People's Democracy

(Weekly Organ of the Communist Party of India (Marxist)


No. 10

March 04, 2012




Syria and West Asia:

Foreign Policy Slide Again


THE UPA government has done a volte face on Syria.  In October 2011, India had abstained on a resolution in the United Nations Security Council calling for more sanctions against Syria moved by the EU countries which was vetoed by Russia and China.  However, within three months, India did an about turn.  It voted in favour of a resolution sponsored by the Arab League which, in effect, would have legitimised a Libyan style intervention.  This resolution was nullified by the double veto again of Russia and China. But this time, India voted with the US, its NATO allies and its client Arab states. 


Having failed in the Security Council, a resolution was adopted in the UN General Assembly on similar lines for which  too, India voted.  This resolution has no binding effect.  If there was  any ambiguity about India’s  stand on Syria, it was dispelled when the UPA government decided to attend the so-called “Friends of Syria” meeting held in Tunis on February 24.  India sent its joint secretary in the ministry of external affairs in-charge of West Asia and North Africa to attend the meeting reminiscent of the “Friends of Libya” conclaves. 

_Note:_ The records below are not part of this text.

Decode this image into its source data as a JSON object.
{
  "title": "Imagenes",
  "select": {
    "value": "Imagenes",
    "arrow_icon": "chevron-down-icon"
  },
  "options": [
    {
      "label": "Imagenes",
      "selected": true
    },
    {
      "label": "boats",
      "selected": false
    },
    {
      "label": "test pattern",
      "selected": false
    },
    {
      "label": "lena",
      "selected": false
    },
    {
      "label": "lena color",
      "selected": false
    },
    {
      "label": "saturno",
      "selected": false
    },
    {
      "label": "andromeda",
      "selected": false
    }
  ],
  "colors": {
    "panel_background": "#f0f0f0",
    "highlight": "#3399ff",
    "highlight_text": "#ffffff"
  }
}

Since October last year, the Syrian situation has developed  into a deadly conflict.  The United States and the former colonial rulers of Syria, France and Britain along with Saudi Arabia and Qatar have embarked on a course to effect a regime change in  Syria by toppling the Bashar al-Assad government.  For this, Turkey, a NATO ally, is being used as the base for hosting Syrian rebels.  A Syrian National Council  and a Free Syrian army have been  set-up.  NATO has been supplying arms and ferrying Libyan fighters  to Iskerendum in Turkey, close to the Syrian border.  Centering on Homs and other pockets, armed groups are attacking Syrian security forces and  government institutions. Even the Arab League mission which was sent into Syria had reported that an “armed entity” is  attacking “Syrian security forces and citizens, causing the government to respond with further  violence”. 


The western media is providing a one sided and distorted picture  of the violence within Syria.  It is also masking the character of the rebels who are mainly drawn from the Muslim Brotherhood and hotter Islamic groups.  The Al Qaeda  has declared support for the rebellion given the fact that the Syrian government is  the only secular regime within the Arab world today.  The hypocrisy of the West in condemning the authoritarian nature of the Syrian regime is manifest in its calculated use of the authoritarian Saudi and Gulf regimes to target Syria. 


The struggle in Syria is  not some localised affair.  It is part of the geo-political struggle  directed against Iran and the perpetuation of the domination of the  imperial powers over West Asia and the control of the oil resources there.  The United States and its NATO allies would like to effect a regime change in Syria to snap its close ties with Iran.  This would suit Israel’s interests too. Saudi Arabia also sees the removal of the Assad regime as a major step in extending Sunni Wahabi influence over Syria and the isolation of Shia-ite Iran.


Earlier, India had taken a correct stand on Libya in the UN Security Council.   After seeing how the Security Council resolution was used by the NATO powers and its proxies like Qatar, it was imperative that India distance itself from the cynical  power game being planned with regard to Syria.  The reversal of the stand taken in October 2011 can be directly attributed to the pressure of the United States.   This is also becoming  apparent with regard to India’s stand on Iran. 


The United States wants India to fall in line with  its consistent effort to isolate Iran and finally effect a regime change there.   The pressure on India to stop buying oil from Iran and abandon its trade and economic ties is relentless.   The US State Department spokesperson  specifically mentioned India and China  when she said on February 21 that her government was “having talks …with regard to our expectation that countries will increasingly wean themselves off dependence on Iranian oil.” When India announced that it would continue to buy oil from Iran, the former under secretary of state, Nicholas Burns, who is well-known for his role  in negotiating Indo-US nuclear deal  wrote in an article that  India’s decision “is not just a slap in the  face of the US – it raises questions about its ability to lead”.


Notwithstanding the finance minister Pranab Mukherjee’s statement that India will continue to buy oil from Iran, quietly steps are being taken to reduce  oil imports from Iran.  According to the figures available, from 21.8 million tonnes of Iranian oil imported from 2008-09, it has come down to 18.5 million tonnes in 2010-11.   In the current fiscal year, it has gone down further to 13.1 million tonnes.  The oil ministry has given instructions to the state oil companies to explore other sources.   As per US advice, India has already talked to Saudi Arabia for  stepping up oil imports from that country. India is also quietly accepting the choking of India’s exports to  Iran. 


The Syrian episode and the resiling on Iran once again illustrates the truth about India’s foreign policy. It is no more an independent policy based on enlightened national interests.  It has become vulnerable to the imperialist pressures and geo-political interests of the United States of America.

(February 29, 2012)